• _Exercise brief_:
Scan the entries below for the word "label". Copy out every line in which it occurs.

[Dataset rows for apps and sites]

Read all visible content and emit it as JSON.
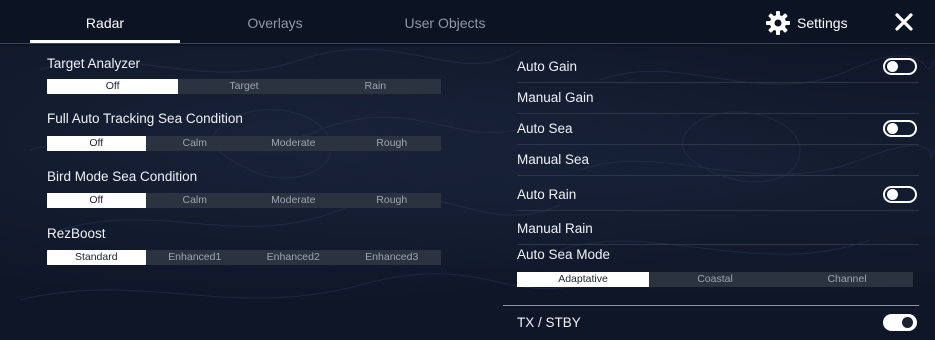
{
  "tabs": [
    {
      "label": "Radar",
      "active": true
    },
    {
      "label": "Overlays",
      "active": false
    },
    {
      "label": "User Objects",
      "active": false
    }
  ],
  "settings": {
    "label": "Settings",
    "icon": "gear-icon"
  },
  "close": {
    "icon": "close-icon"
  },
  "left": {
    "target_analyzer": {
      "title": "Target Analyzer",
      "options": [
        "Off",
        "Target",
        "Rain"
      ],
      "selected": "Off"
    },
    "full_auto_tracking": {
      "title": "Full Auto Tracking Sea Condition",
      "options": [
        "Off",
        "Calm",
        "Moderate",
        "Rough"
      ],
      "selected": "Off"
    },
    "bird_mode": {
      "title": "Bird Mode Sea Condition",
      "options": [
        "Off",
        "Calm",
        "Moderate",
        "Rough"
      ],
      "selected": "Off"
    },
    "rezboost": {
      "title": "RezBoost",
      "options": [
        "Standard",
        "Enhanced1",
        "Enhanced2",
        "Enhanced3"
      ],
      "selected": "Standard"
    }
  },
  "right": {
    "auto_gain": {
      "label": "Auto Gain",
      "on": false
    },
    "manual_gain": {
      "label": "Manual Gain"
    },
    "auto_sea": {
      "label": "Auto Sea",
      "on": false
    },
    "manual_sea": {
      "label": "Manual Sea"
    },
    "auto_rain": {
      "label": "Auto Rain",
      "on": false
    },
    "manual_rain": {
      "label": "Manual Rain"
    },
    "auto_sea_mode": {
      "label": "Auto Sea Mode",
      "options": [
        "Adaptative",
        "Coastal",
        "Channel"
      ],
      "selected": "Adaptative"
    },
    "tx_stby": {
      "label": "TX / STBY",
      "on": true
    }
  },
  "colors": {
    "background": "#0f1628",
    "selected": "#ffffff",
    "segment": "#2c3340",
    "text": "#eef2f7",
    "muted": "#9aa4b4"
  }
}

• _Result of the task_:
      "label": "Radar",
      "label": "Overlays",
      "label": "User Objects",
    "label": "Settings",
      "label": "Auto Gain",
      "label": "Manual Gain"
      "label": "Auto Sea",
      "label": "Manual Sea"
      "label": "Auto Rain",
      "label": "Manual Rain"
      "label": "Auto Sea Mode",
      "label": "TX / STBY",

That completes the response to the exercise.